What this task involves: Reprint the whole of the data exactly.
== Segment start ==
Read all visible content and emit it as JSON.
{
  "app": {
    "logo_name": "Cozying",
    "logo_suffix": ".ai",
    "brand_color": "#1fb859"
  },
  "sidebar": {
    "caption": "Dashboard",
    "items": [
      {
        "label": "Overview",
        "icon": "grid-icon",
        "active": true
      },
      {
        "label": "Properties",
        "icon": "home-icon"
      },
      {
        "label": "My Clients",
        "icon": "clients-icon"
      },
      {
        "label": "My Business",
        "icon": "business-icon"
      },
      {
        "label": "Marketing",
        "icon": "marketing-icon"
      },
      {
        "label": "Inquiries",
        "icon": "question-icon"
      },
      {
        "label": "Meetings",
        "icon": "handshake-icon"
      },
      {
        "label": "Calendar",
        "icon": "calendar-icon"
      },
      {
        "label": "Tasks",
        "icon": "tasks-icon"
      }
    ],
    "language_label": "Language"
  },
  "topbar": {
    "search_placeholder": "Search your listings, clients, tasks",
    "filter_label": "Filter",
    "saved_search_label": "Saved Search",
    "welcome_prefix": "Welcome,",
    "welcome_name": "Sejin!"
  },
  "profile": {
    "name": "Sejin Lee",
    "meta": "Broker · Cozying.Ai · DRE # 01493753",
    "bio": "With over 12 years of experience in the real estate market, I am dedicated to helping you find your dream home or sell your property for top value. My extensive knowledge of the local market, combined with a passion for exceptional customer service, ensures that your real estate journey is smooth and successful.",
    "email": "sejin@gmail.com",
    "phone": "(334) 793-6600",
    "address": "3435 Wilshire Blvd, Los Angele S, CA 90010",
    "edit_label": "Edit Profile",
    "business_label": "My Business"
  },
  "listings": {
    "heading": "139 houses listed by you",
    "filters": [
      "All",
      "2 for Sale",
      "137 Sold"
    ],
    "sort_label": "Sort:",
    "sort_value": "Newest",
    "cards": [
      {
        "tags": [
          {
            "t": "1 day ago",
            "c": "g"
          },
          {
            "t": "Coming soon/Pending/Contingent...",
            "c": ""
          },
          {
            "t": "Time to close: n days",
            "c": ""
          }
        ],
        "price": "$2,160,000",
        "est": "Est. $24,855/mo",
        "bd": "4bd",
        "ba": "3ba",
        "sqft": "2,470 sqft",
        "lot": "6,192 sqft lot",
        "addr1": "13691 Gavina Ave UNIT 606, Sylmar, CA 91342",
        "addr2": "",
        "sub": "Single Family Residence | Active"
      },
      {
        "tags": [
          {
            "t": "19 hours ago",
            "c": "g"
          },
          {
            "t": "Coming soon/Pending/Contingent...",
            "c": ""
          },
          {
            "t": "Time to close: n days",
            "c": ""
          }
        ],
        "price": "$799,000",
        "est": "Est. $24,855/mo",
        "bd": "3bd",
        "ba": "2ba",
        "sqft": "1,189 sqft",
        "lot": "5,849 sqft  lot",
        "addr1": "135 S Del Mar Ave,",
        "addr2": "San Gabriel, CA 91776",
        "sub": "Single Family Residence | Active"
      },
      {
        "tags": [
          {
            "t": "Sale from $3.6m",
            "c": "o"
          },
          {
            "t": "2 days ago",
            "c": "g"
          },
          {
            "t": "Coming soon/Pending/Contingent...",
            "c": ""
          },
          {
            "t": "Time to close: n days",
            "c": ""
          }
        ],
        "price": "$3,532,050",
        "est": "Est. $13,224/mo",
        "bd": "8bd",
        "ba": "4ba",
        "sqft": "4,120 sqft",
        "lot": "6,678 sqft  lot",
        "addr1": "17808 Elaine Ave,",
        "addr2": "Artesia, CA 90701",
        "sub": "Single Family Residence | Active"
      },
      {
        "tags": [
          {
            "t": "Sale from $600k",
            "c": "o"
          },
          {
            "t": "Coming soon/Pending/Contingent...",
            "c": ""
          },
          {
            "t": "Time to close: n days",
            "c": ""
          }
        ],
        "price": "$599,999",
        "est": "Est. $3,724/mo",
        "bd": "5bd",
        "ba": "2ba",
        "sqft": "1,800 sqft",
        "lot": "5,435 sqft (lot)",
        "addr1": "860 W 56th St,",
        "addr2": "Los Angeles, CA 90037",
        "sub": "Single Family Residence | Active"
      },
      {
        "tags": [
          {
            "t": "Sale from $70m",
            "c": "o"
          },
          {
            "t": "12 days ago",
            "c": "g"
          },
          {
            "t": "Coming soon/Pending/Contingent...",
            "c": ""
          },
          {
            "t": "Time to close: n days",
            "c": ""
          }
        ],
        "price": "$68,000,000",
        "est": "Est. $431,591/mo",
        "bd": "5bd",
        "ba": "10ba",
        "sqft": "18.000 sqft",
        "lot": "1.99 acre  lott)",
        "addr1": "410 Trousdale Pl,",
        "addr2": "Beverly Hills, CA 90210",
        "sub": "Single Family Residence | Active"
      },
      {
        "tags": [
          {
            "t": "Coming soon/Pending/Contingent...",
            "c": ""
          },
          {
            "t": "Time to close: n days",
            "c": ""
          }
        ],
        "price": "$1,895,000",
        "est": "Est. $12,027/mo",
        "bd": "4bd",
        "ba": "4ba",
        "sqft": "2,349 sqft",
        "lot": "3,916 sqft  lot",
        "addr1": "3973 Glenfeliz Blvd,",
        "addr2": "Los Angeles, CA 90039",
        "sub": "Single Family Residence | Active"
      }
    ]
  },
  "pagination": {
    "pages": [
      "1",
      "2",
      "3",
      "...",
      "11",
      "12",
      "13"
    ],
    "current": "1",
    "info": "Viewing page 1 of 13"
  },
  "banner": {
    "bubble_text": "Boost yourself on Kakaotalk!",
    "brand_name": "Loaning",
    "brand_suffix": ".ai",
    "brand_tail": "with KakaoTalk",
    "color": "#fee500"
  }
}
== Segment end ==
Reply to the exercise:
Read all visible content and emit it as JSON.
{
  "app": {
    "logo_name": "Cozying",
    "logo_suffix": ".ai",
    "brand_color": "#1fb859"
  },
  "sidebar": {
    "caption": "Dashboard",
    "items": [
      {
        "label": "Overview",
        "icon": "grid-icon",
        "active": true
      },
      {
        "label": "Properties",
        "icon": "home-icon"
      },
      {
        "label": "My Clients",
        "icon": "clients-icon"
      },
      {
        "label": "My Business",
        "icon": "business-icon"
      },
      {
        "label": "Marketing",
        "icon": "marketing-icon"
      },
      {
        "label": "Inquiries",
        "icon": "question-icon"
      },
      {
        "label": "Meetings",
        "icon": "handshake-icon"
      },
      {
        "label": "Calendar",
        "icon": "calendar-icon"
      },
      {
        "label": "Tasks",
        "icon": "tasks-icon"
      }
    ],
    "language_label": "Language"
  },
  "topbar": {
    "search_placeholder": "Search your listings, clients, tasks",
    "filter_label": "Filter",
    "saved_search_label": "Saved Search",
    "welcome_prefix": "Welcome,",
    "welcome_name": "Sejin!"
  },
  "profile": {
    "name": "Sejin Lee",
    "meta": "Broker · Cozying.Ai · DRE # 01493753",
    "bio": "With over 12 years of experience in the real estate market, I am dedicated to helping you find your dream home or sell your property for top value. My extensive knowledge of the local market, combined with a passion for exceptional customer service, ensures that your real estate journey is smooth and successful.",
    "email": "sejin@gmail.com",
    "phone": "(334) 793-6600",
    "address": "3435 Wilshire Blvd, Los Angele S, CA 90010",
    "edit_label": "Edit Profile",
    "business_label": "My Business"
  },
  "listings": {
    "heading": "139 houses listed by you",
    "filters": [
      "All",
      "2 for Sale",
      "137 Sold"
    ],
    "sort_label": "Sort:",
    "sort_value": "Newest",
    "cards": [
      {
        "tags": [
          {
            "t": "1 day ago",
            "c": "g"
          },
          {
            "t": "Coming soon/Pending/Contingent...",
            "c": ""
          },
          {
            "t": "Time to close: n days",
            "c": ""
          }
        ],
        "price": "$2,160,000",
        "est": "Est. $24,855/mo",
        "bd": "4bd",
        "ba": "3ba",
        "sqft": "2,470 sqft",
        "lot": "6,192 sqft lot",
        "addr1": "13691 Gavina Ave UNIT 606, Sylmar, CA 91342",
        "addr2": "",
        "sub": "Single Family Residence | Active"
      },
      {
        "tags": [
          {
            "t": "19 hours ago",
            "c": "g"
          },
          {
            "t": "Coming soon/Pending/Contingent...",
            "c": ""
          },
          {
            "t": "Time to close: n days",
            "c": ""
          }
        ],
        "price": "$799,000",
        "est": "Est. $24,855/mo",
        "bd": "3bd",
        "ba": "2ba",
        "sqft": "1,189 sqft",
        "lot": "5,849 sqft  lot",
        "addr1": "135 S Del Mar Ave,",
        "addr2": "San Gabriel, CA 91776",
        "sub": "Single Family Residence | Active"
      },
      {
        "tags": [
          {
            "t": "Sale from $3.6m",
            "c": "o"
          },
          {
            "t": "2 days ago",
            "c": "g"
          },
          {
            "t": "Coming soon/Pending/Contingent...",
            "c": ""
          },
          {
            "t": "Time to close: n days",
            "c": ""
          }
        ],
        "price": "$3,532,050",
        "est": "Est. $13,224/mo",
        "bd": "8bd",
        "ba": "4ba",
        "sqft": "4,120 sqft",
        "lot": "6,678 sqft  lot",
        "addr1": "17808 Elaine Ave,",
        "addr2": "Artesia, CA 90701",
        "sub": "Single Family Residence | Active"
      },
      {
        "tags": [
          {
            "t": "Sale from $600k",
            "c": "o"
          },
          {
            "t": "Coming soon/Pending/Contingent...",
            "c": ""
          },
          {
            "t": "Time to close: n days",
            "c": ""
          }
        ],
        "price": "$599,999",
        "est": "Est. $3,724/mo",
        "bd": "5bd",
        "ba": "2ba",
        "sqft": "1,800 sqft",
        "lot": "5,435 sqft (lot)",
        "addr1": "860 W 56th St,",
        "addr2": "Los Angeles, CA 90037",
        "sub": "Single Family Residence | Active"
      },
      {
        "tags": [
          {
            "t": "Sale from $70m",
            "c": "o"
          },
          {
            "t": "12 days ago",
            "c": "g"
          },
          {
            "t": "Coming soon/Pending/Contingent...",
            "c": ""
          },
          {
            "t": "Time to close: n days",
            "c": ""
          }
        ],
        "price": "$68,000,000",
        "est": "Est. $431,591/mo",
        "bd": "5bd",
        "ba": "10ba",
        "sqft": "18.000 sqft",
        "lot": "1.99 acre  lott)",
        "addr1": "410 Trousdale Pl,",
        "addr2": "Beverly Hills, CA 90210",
        "sub": "Single Family Residence | Active"
      },
      {
        "tags": [
          {
            "t": "Coming soon/Pending/Contingent...",
            "c": ""
          },
          {
            "t": "Time to close: n days",
            "c": ""
          }
        ],
        "price": "$1,895,000",
        "est": "Est. $12,027/mo",
        "bd": "4bd",
        "ba": "4ba",
        "sqft": "2,349 sqft",
        "lot": "3,916 sqft  lot",
        "addr1": "3973 Glenfeliz Blvd,",
        "addr2": "Los Angeles, CA 90039",
        "sub": "Single Family Residence | Active"
      }
    ]
  },
  "pagination": {
    "pages": [
      "1",
      "2",
      "3",
      "...",
      "11",
      "12",
      "13"
    ],
    "current": "1",
    "info": "Viewing page 1 of 13"
  },
  "banner": {
    "bubble_text": "Boost yourself on Kakaotalk!",
    "brand_name": "Loaning",
    "brand_suffix": ".ai",
    "brand_tail": "with KakaoTalk",
    "color": "#fee500"
  }
}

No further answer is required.